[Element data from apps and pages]
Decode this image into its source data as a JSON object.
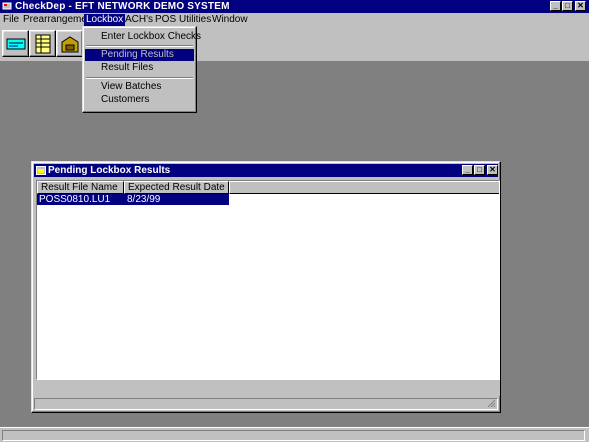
{
  "window": {
    "title": "CheckDep - EFT NETWORK DEMO SYSTEM",
    "minimize": "_",
    "maximize": "□",
    "close": "✕"
  },
  "menubar": {
    "items": [
      "File",
      "Prearrangement",
      "Lockbox",
      "ACH's",
      "POS",
      "Utilities",
      "Window"
    ]
  },
  "toolbar": {
    "buttons": [
      "deposit-icon",
      "ledger-icon",
      "lockbox-icon"
    ]
  },
  "lockbox_menu": {
    "items": [
      "Enter Lockbox Checks",
      "Pending Results",
      "Result Files",
      "View Batches",
      "Customers"
    ],
    "selected": "Pending Results"
  },
  "child_window": {
    "title": "Pending Lockbox Results",
    "columns": [
      "Result File Name",
      "Expected Result Date"
    ],
    "rows": [
      {
        "file": "POSS0810.LU1",
        "date": "8/23/99"
      }
    ]
  },
  "colors": {
    "titlebar": "#000080",
    "face": "#c0c0c0",
    "desktop": "#808080"
  }
}
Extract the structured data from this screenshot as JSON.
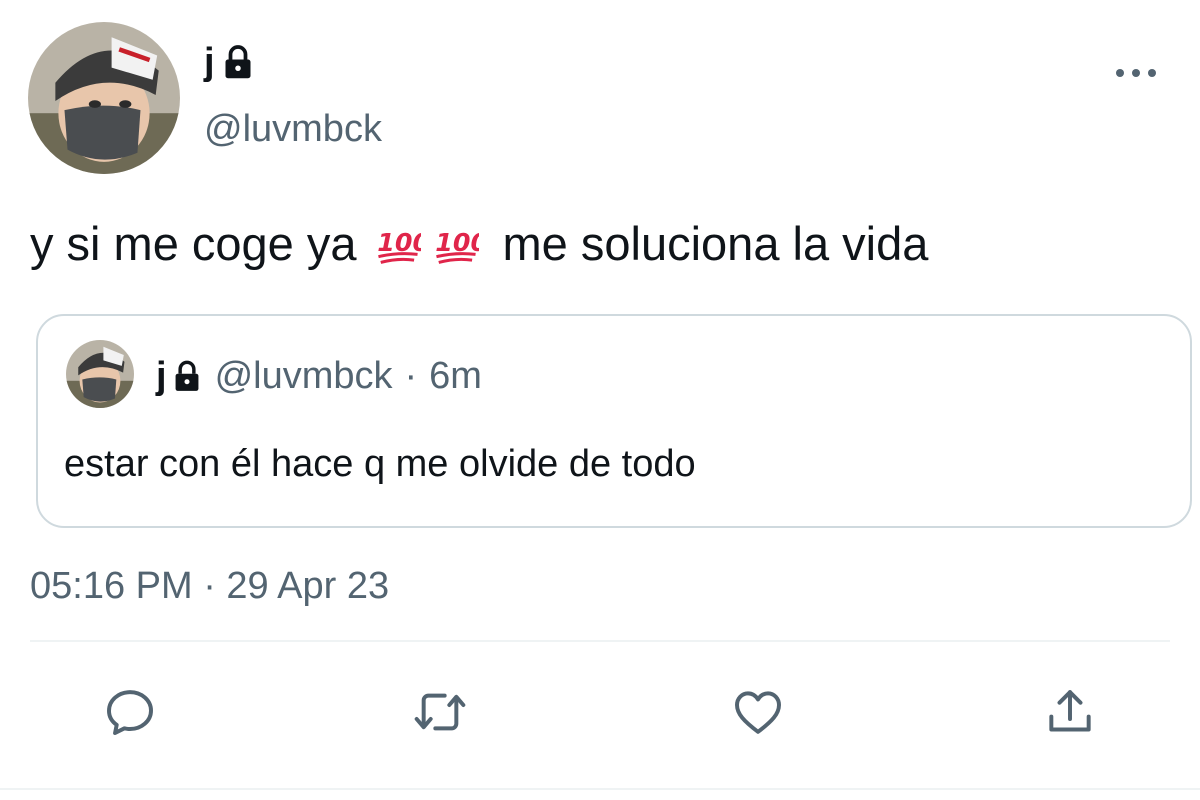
{
  "author": {
    "display_name": "j",
    "handle": "@luvmbck",
    "protected": true
  },
  "tweet": {
    "text_before": "y si me coge ya",
    "emoji": "hundred-points",
    "emoji_count": 2,
    "text_after": "me soluciona la vida",
    "timestamp": "05:16 PM · 29 Apr 23"
  },
  "quoted_tweet": {
    "display_name": "j",
    "handle": "@luvmbck",
    "separator": "·",
    "time_ago": "6m",
    "text": "estar con él hace q me olvide de todo"
  },
  "actions": [
    {
      "name": "reply",
      "icon": "reply-icon"
    },
    {
      "name": "retweet",
      "icon": "retweet-icon"
    },
    {
      "name": "like",
      "icon": "heart-icon"
    },
    {
      "name": "share",
      "icon": "share-icon"
    }
  ],
  "colors": {
    "text": "#0f1419",
    "secondary": "#536471",
    "border": "#cfd9de",
    "divider": "#eff3f4",
    "emoji_red": "#e0254a"
  }
}
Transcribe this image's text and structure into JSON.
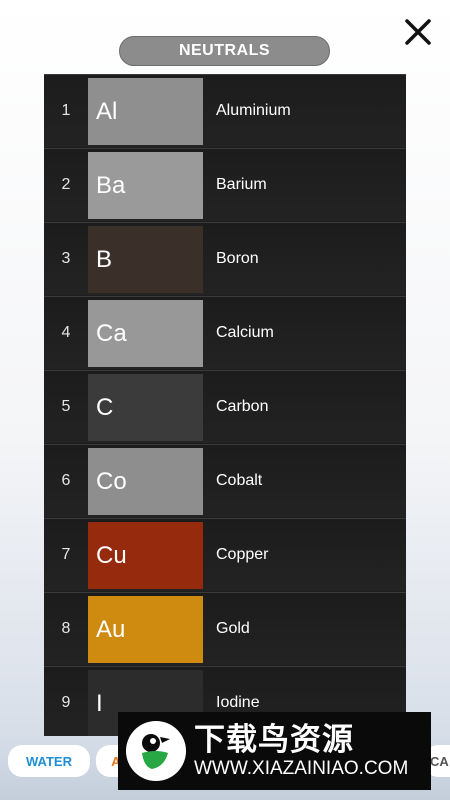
{
  "header": {
    "title": "NEUTRALS"
  },
  "elements": [
    {
      "num": "1",
      "symbol": "Al",
      "name": "Aluminium",
      "color": "#8f8f8f"
    },
    {
      "num": "2",
      "symbol": "Ba",
      "name": "Barium",
      "color": "#9a9a9a"
    },
    {
      "num": "3",
      "symbol": "B",
      "name": "Boron",
      "color": "#3b2f2a"
    },
    {
      "num": "4",
      "symbol": "Ca",
      "name": "Calcium",
      "color": "#989898"
    },
    {
      "num": "5",
      "symbol": "C",
      "name": "Carbon",
      "color": "#3b3b3b"
    },
    {
      "num": "6",
      "symbol": "Co",
      "name": "Cobalt",
      "color": "#8e8e8e"
    },
    {
      "num": "7",
      "symbol": "Cu",
      "name": "Copper",
      "color": "#962a0c"
    },
    {
      "num": "8",
      "symbol": "Au",
      "name": "Gold",
      "color": "#cf8a10"
    },
    {
      "num": "9",
      "symbol": "I",
      "name": "Iodine",
      "color": "#2c2c2c"
    }
  ],
  "tabs": {
    "water": "WATER",
    "partial_left": "A",
    "partial_right": "CA"
  },
  "watermark": {
    "main": "下载鸟资源",
    "url": "WWW.XIAZAINIAO.COM"
  },
  "colors": {
    "water_tab": "#1e8fd6",
    "orange_tab": "#e07a1f"
  }
}
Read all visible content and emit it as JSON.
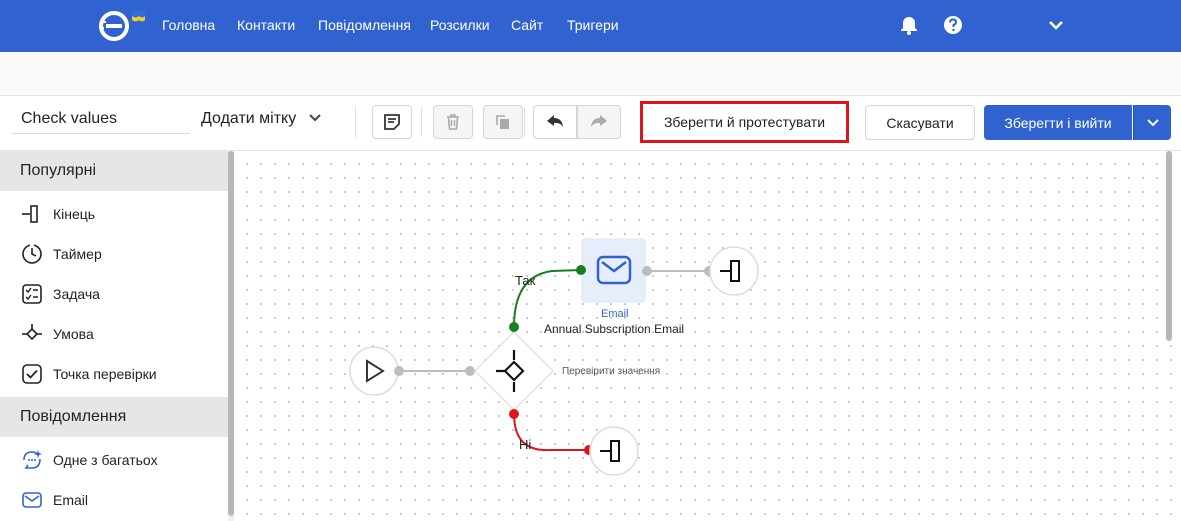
{
  "nav": {
    "items": [
      "Головна",
      "Контакти",
      "Повідомлення",
      "Розсилки",
      "Сайт",
      "Тригери"
    ],
    "brand_color": "#3063cf"
  },
  "toolbar": {
    "workflow_name": "Check values",
    "tag_label": "Додати мітку",
    "save_test_label": "Зберегти й протестувати",
    "cancel_label": "Скасувати",
    "save_exit_label": "Зберегти і вийти"
  },
  "sidebar": {
    "section_popular": "Популярні",
    "popular_items": [
      {
        "label": "Кінець",
        "icon": "end-node-icon"
      },
      {
        "label": "Таймер",
        "icon": "timer-icon"
      },
      {
        "label": "Задача",
        "icon": "task-icon"
      },
      {
        "label": "Умова",
        "icon": "condition-icon"
      },
      {
        "label": "Точка перевірки",
        "icon": "checkpoint-icon"
      }
    ],
    "section_messages": "Повідомлення",
    "message_items": [
      {
        "label": "Одне з багатьох",
        "icon": "one-of-many-icon"
      },
      {
        "label": "Email",
        "icon": "email-icon"
      }
    ]
  },
  "canvas": {
    "yes_label": "Так",
    "no_label": "Ні",
    "email_node_type": "Email",
    "email_node_title": "Annual Subscription Email",
    "condition_label": "Перевірити значення",
    "yes_color": "#16801f",
    "no_color": "#e0141c"
  }
}
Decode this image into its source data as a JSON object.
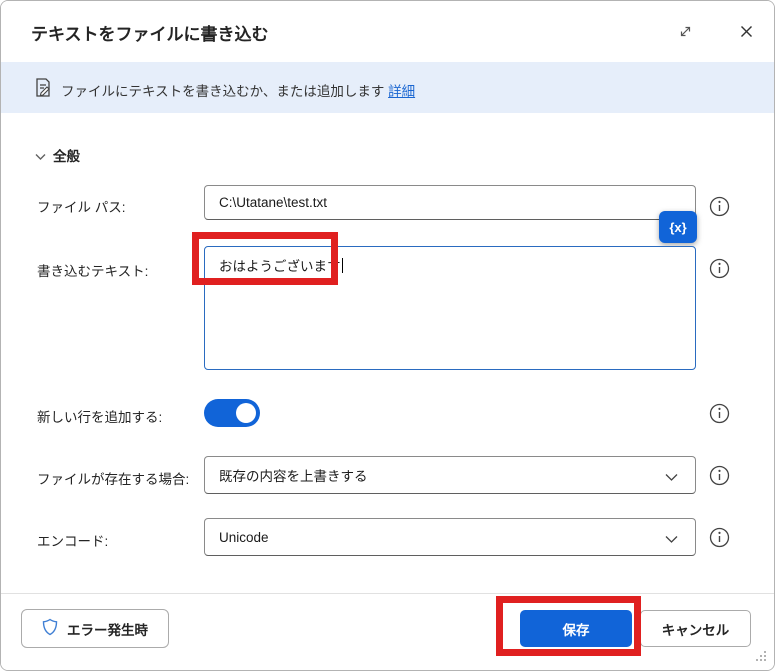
{
  "dialog": {
    "title": "テキストをファイルに書き込む",
    "banner": {
      "message": "ファイルにテキストを書き込むか、または追加します",
      "link_label": "詳細"
    },
    "section_general": {
      "label": "全般"
    },
    "fields": {
      "file_path": {
        "label": "ファイル パス:",
        "value": "C:\\Utatane\\test.txt"
      },
      "text_to_write": {
        "label": "書き込むテキスト:",
        "value": "おはようございます"
      },
      "append_new_line": {
        "label": "新しい行を追加する:",
        "state": "on"
      },
      "if_file_exists": {
        "label": "ファイルが存在する場合:",
        "value": "既存の内容を上書きする"
      },
      "encoding": {
        "label": "エンコード:",
        "value": "Unicode"
      }
    },
    "variable_picker_label": "{x}",
    "footer": {
      "on_error_label": "エラー発生時",
      "save_label": "保存",
      "cancel_label": "キャンセル"
    },
    "colors": {
      "accent_blue": "#1164d8",
      "annotation_red": "#e02020",
      "banner_bg": "#e6eefa",
      "link_blue": "#1a66d1",
      "focus_border_blue": "#2a6bc0"
    }
  }
}
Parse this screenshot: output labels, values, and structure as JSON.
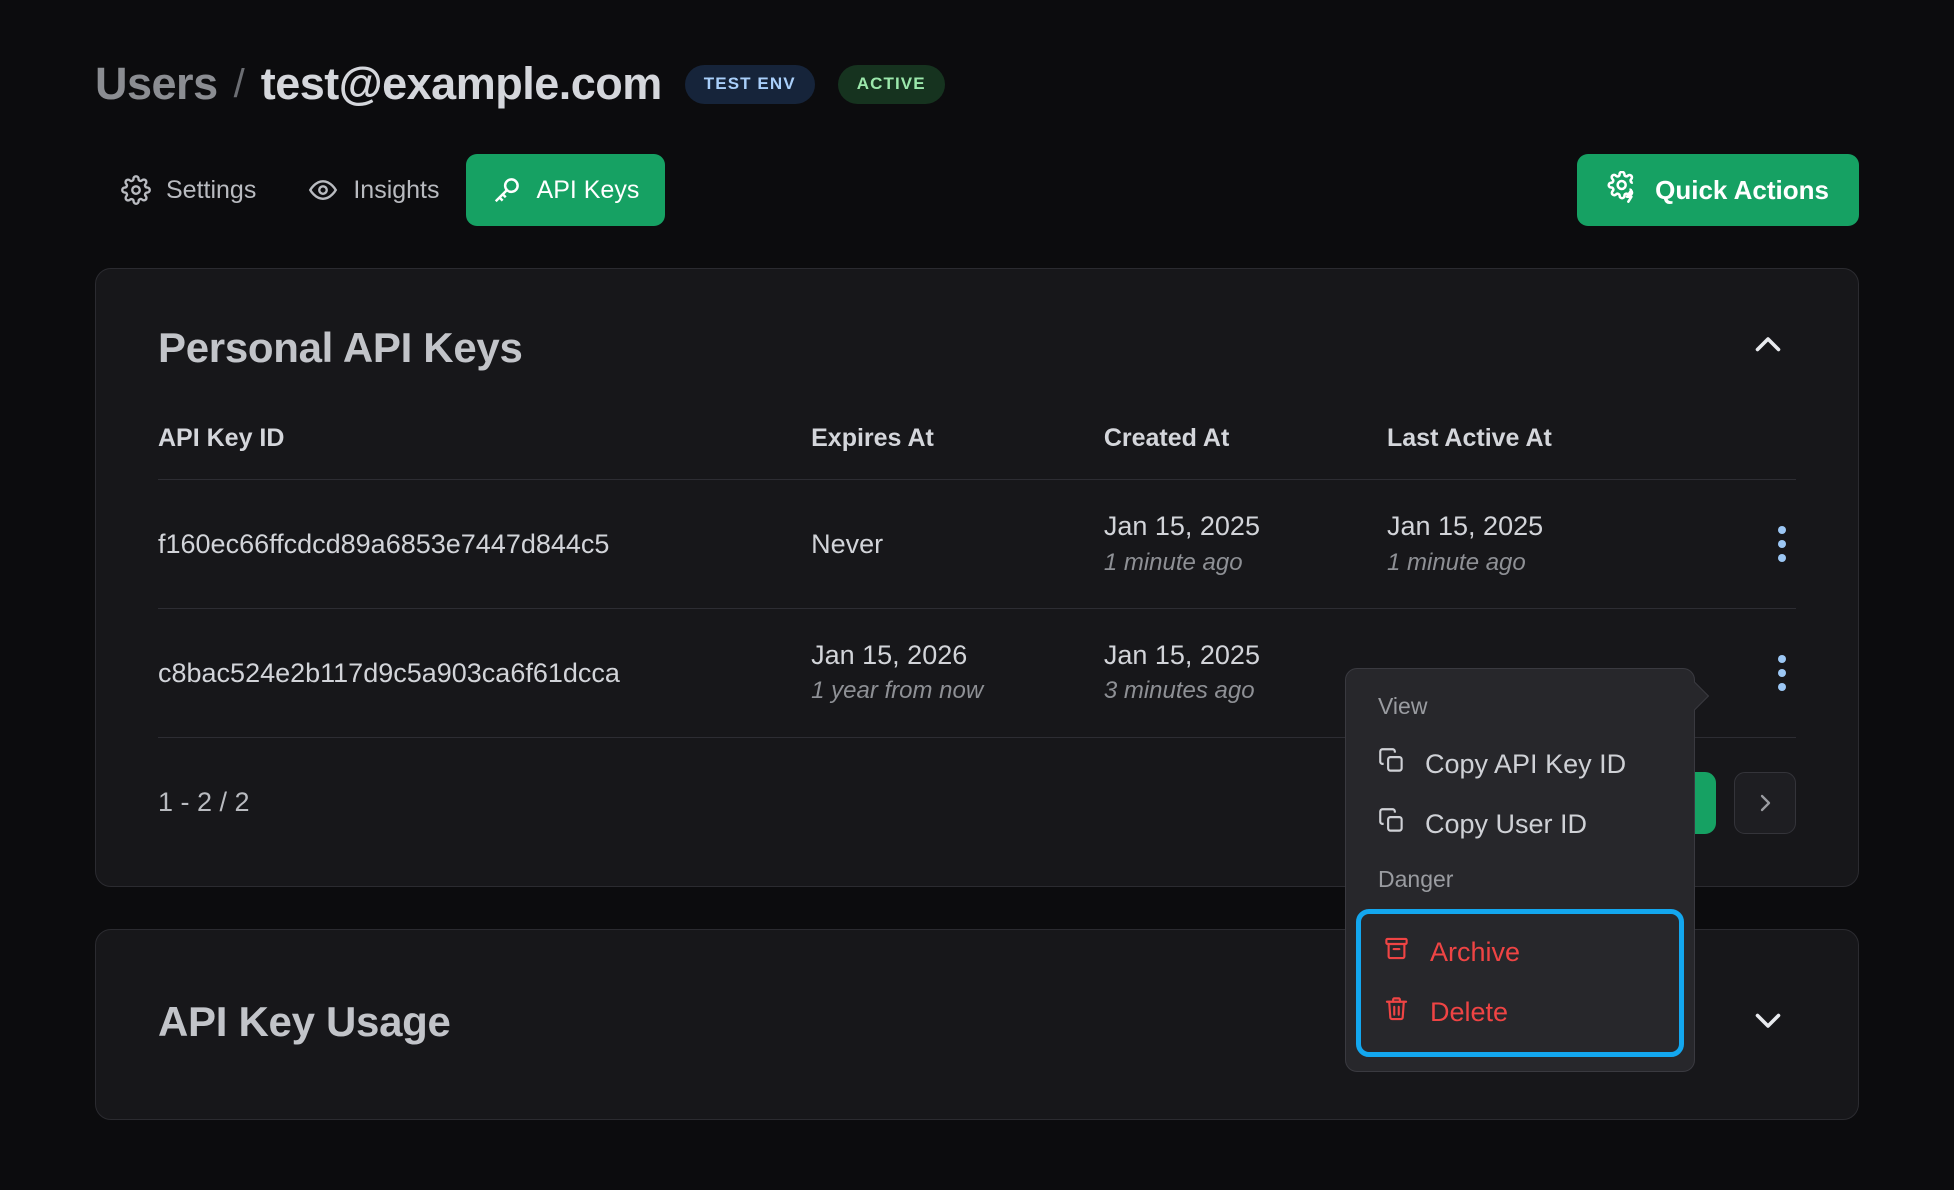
{
  "header": {
    "breadcrumb_root": "Users",
    "breadcrumb_separator": "/",
    "breadcrumb_current": "test@example.com",
    "badges": [
      {
        "label": "TEST ENV",
        "color": "#a9cffa",
        "bg": "#16243a"
      },
      {
        "label": "ACTIVE",
        "color": "#9be7ab",
        "bg": "#16331f"
      }
    ]
  },
  "tabs": [
    {
      "label": "Settings",
      "icon": "gear-icon",
      "active": false
    },
    {
      "label": "Insights",
      "icon": "eye-icon",
      "active": false
    },
    {
      "label": "API Keys",
      "icon": "key-icon",
      "active": true
    }
  ],
  "quick_actions": {
    "label": "Quick Actions",
    "icon": "gear-bolt-icon",
    "accent": "#16a163"
  },
  "api_keys_panel": {
    "title": "Personal API Keys",
    "collapse_icon": "chevron-up-icon",
    "columns": [
      "API Key ID",
      "Expires At",
      "Created At",
      "Last Active At"
    ],
    "rows": [
      {
        "id": "f160ec66ffcdcd89a6853e7447d844c5",
        "expires_at": "Never",
        "expires_rel": "",
        "created_at": "Jan 15, 2025",
        "created_rel": "1 minute ago",
        "last_active_at": "Jan 15, 2025",
        "last_active_rel": "1 minute ago"
      },
      {
        "id": "c8bac524e2b117d9c5a903ca6f61dcca",
        "expires_at": "Jan 15, 2026",
        "expires_rel": "1 year from now",
        "created_at": "Jan 15, 2025",
        "created_rel": "3 minutes ago",
        "last_active_at": "",
        "last_active_rel": ""
      }
    ],
    "pagination": {
      "range": "1 - 2 / 2",
      "prev_icon": "chevron-left-icon",
      "next_icon": "chevron-right-icon"
    }
  },
  "usage_panel": {
    "title": "API Key Usage",
    "expand_icon": "chevron-down-icon"
  },
  "context_menu": {
    "section_view_label": "View",
    "items": [
      {
        "label": "Copy API Key ID",
        "icon": "copy-icon"
      },
      {
        "label": "Copy User ID",
        "icon": "copy-icon"
      }
    ],
    "section_danger_label": "Danger",
    "danger_items": [
      {
        "label": "Archive",
        "icon": "archive-icon"
      },
      {
        "label": "Delete",
        "icon": "trash-icon"
      }
    ],
    "highlight_color": "#13a7ef",
    "danger_color": "#ef4444"
  }
}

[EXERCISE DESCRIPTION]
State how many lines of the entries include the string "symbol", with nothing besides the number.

[ANSWER FOR THE TASK]
9